Education Department Deploys ‘Secret Shoppers’ for College Oversight
Editor & Writer
Editor & Writer
- The Department of Education plans to use secret shoppers to monitor colleges.
- Secret shoppers will look for predatory recruitment and enrollment practices at schools, like colleges misrepresenting the cost of attendance.
- Secret shoppers will "serve as one of many tools that [the Federal Student Aid office] may use to evaluate an institution's recruitment, enrollment, financial aid, and other practices," according to a Tuesday release.
- The addition of secret shoppers comes as the Department of Education ramps up oversight of colleges.

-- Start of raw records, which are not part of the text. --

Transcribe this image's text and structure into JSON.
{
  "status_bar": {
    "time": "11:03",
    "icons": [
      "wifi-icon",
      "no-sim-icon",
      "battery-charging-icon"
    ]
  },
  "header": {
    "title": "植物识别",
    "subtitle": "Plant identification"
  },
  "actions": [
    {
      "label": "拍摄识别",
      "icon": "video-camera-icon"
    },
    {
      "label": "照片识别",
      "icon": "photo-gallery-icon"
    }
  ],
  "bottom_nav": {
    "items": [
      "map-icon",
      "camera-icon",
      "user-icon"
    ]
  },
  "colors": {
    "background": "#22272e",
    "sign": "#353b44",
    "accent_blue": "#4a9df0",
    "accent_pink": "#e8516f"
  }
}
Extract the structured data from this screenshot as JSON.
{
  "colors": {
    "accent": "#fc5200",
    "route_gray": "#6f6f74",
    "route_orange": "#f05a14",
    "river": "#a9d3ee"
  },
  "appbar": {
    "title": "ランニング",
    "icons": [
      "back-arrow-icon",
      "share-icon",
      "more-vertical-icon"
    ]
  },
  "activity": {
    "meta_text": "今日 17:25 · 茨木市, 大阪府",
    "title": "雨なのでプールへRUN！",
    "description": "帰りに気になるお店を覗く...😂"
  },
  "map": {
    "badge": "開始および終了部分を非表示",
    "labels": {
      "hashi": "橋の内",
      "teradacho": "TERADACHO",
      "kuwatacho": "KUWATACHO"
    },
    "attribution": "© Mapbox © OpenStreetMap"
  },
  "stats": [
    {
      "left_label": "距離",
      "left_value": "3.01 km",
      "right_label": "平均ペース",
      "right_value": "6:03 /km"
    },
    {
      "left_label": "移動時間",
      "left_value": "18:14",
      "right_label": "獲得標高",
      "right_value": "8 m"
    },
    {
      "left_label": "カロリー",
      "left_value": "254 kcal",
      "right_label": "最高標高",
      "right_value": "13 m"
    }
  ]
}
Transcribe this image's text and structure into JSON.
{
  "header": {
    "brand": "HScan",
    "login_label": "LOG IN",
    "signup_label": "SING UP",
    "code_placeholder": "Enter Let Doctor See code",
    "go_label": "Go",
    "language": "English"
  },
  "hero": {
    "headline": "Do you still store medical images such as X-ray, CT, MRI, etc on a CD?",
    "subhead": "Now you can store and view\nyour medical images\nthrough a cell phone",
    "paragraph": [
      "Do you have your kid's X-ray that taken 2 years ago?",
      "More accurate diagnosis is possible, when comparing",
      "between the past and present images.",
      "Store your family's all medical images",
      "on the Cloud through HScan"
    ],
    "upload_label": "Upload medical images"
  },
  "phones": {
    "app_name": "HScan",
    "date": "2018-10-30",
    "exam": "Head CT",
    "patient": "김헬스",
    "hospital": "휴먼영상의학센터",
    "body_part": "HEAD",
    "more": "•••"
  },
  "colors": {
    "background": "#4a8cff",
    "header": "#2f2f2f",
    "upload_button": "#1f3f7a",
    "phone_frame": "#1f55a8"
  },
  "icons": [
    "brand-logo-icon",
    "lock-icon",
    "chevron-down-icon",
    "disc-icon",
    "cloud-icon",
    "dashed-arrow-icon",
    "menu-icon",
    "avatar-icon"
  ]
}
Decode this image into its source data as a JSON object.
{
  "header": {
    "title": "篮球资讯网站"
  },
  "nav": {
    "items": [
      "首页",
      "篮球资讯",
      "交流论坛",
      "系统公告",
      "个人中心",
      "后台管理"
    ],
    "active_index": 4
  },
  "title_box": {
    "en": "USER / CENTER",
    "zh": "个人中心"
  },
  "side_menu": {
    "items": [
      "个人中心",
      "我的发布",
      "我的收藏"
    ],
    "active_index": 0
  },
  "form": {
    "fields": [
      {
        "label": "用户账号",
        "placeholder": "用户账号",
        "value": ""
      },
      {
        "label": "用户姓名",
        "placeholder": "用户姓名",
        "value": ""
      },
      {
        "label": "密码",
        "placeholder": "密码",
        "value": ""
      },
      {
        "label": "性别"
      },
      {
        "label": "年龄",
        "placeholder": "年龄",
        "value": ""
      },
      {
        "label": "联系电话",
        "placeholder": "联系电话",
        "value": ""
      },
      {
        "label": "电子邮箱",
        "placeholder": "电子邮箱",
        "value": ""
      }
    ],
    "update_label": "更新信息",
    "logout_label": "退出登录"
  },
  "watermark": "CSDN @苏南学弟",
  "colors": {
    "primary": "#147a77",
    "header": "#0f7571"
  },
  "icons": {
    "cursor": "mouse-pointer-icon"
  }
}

The Department of Education (ED) is stepping up oversight of colleges through the use of "secret shoppers," officials announced Tuesday.
The secret shoppers will "serve as one of many tools that [the Federal Student Aid office] may use to evaluate an institution's recruitment, enrollment, financial aid, and other practices," according to a Tuesday press release. Secret shoppers will look for predatory recruitment and enrollment practices, according to the release.
Predatory practices secret shoppers will be looking for include colleges misrepresenting key statistics like the cost of attendance, the transferability of credits, future potential earnings of a school's graduates, withdrawal rates, completion rates, and job placement rates, according to the release.
"Schools that engage in fraud or misconduct are on notice that we may be listening, and they should clean up accordingly," Kristen Donoghue, the chief enforcement officer for the office of Federal Student Aid, said in the release. "But schools that treat current and prospective students fairly and act lawfully have nothing to fear from secret shopping."
Secret shoppers' findings could both support ongoing reviews of school practices or be the cause of a new investigation of a school, according to the release.
Secret shoppers are just the latest ED bid to ramp up oversight of colleges. ED also plans to create a list of "low-financial-value" college programs, although BestColleges reported that there is disagreement over how that list should be compiled.
Last year, ED published final regulations closing the so-called 90/10 loophole, BestColleges previously reported. The 90/10 rule requires for-profit institutions to generate at least 10% of their revenue from nonfederal sources. But many schools used student funds from the GI Bill to count toward that 10% requirement, BestColleges reported — a loophole that ED officials closed last year.
At least one lawmaker expressed approval for ED's secret shoppers plan: Senate Majority Whip Dick Durbin, D-Ill., chair of the Senate Judiciary Committee, said in a Wednesday tweet that he supports the plan "to monitor whether colleges use misleading information to recruit and enroll students."
"This evidence will help hold institutions, especially #4profit colleges, accountable and alert students to their predatory tactics," Durbin wrote.
The move to add secret shoppers to the government's oversight toolbox drew skepticism from advocates for for-profit colleges.
Nicholas Kent, chief policy officer for Career Education Colleges and Universities, said in a statement his organization supports efforts that hold institutions that misrepresent themselves to students accountable. But he wrote that the government "has a track record of using secret shopper investigations to malign politically unfavored institutions with distorted findings that later result in the need for public correction."
"Given the current administration's animus toward for-profit institutions, we are concerned this self-proclaimed 'tool' will be used as a weapon to inflict further damage upon private career schools and limit student choice," Kent wrote.